I'm working on a Windows Server 2012 R2 domain controller, with primarily Windows 7 Professional clients.
I have recently set up folder redirection and user profile roaming, such that each domain user has a folder on a network share wherein they store both their user profile and their documents. These user folders have form,
on the the file server and, correspondingly,
on the domain.
These folders are generated automatically on the user first-time login, and contain all the usual suspects including "Application Data", "My Documents", "Links", "Contacts" and "Profile.V2".
All these subfolders are also generated automatically on the user's first login, as is specified by domain group policy. Specifically, all these subfolders with the exception of "Profile.V2" are the result of folder redirection policies; "Profile.V2" is the result of roaming user profile policies.

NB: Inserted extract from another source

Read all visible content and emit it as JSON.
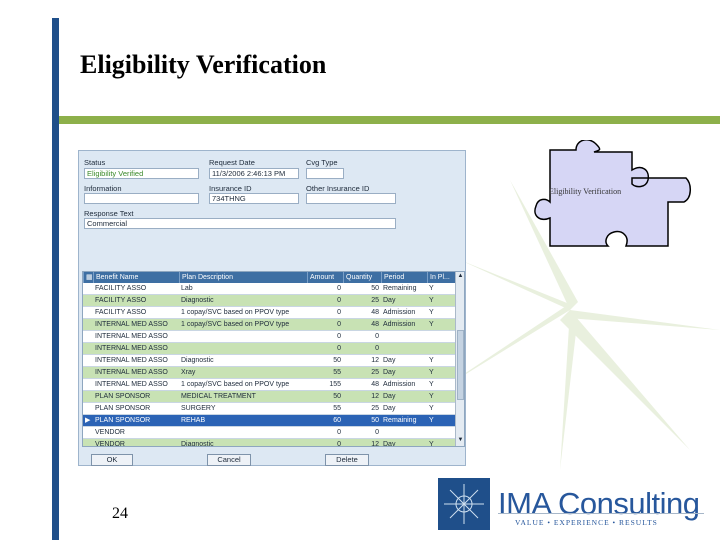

To achieve all this I've set NTFS permissions on
as is recommended by Microsoft (can't remember where now!) and by countless other derivative blog posts. These permissions are,
Disable Inheritance Allow - SYSTEM - Full Control - This Folder, Subfolders and Files Allow - Administrator - Full Control - This Folder, Subfolders and Files Allow - CREATOR OWNER - Full Control - Subfolders and Files Allow - MyUserGroup - Special (List Folder / Read Data; Create Folders / Append Data) - This Folder Only
This works well for me, with one problem. Once a user has logged on, and the folder structure generated as specified, the user naturally retains the permission to delete any of these folders as they like. This means that the user could, by accident or otherwise, delete - for example - "Desktop". Not only does this result in a loss of the contents of the "Desktop" folder, but it also breaks folder redirection on the next login.
My question is, what is the best way to prevent a user from deleting these top-level user subfolders ("Desktop", "Contacts", "Profile.V2", and the rest)? I have experimented with alternative permissions on the parent folder, but these inevitably break automatic folder generation on user first-time login. Moreover, I have tried to adjust the permissions on these subfolders programmatically following user fist-time login with a script - but I keep missing the mark (modifying ACLs using Powershell is proving to be something of a headache.)
What is the best-practice solution here? Surely I can't be the only one who's run into this issue!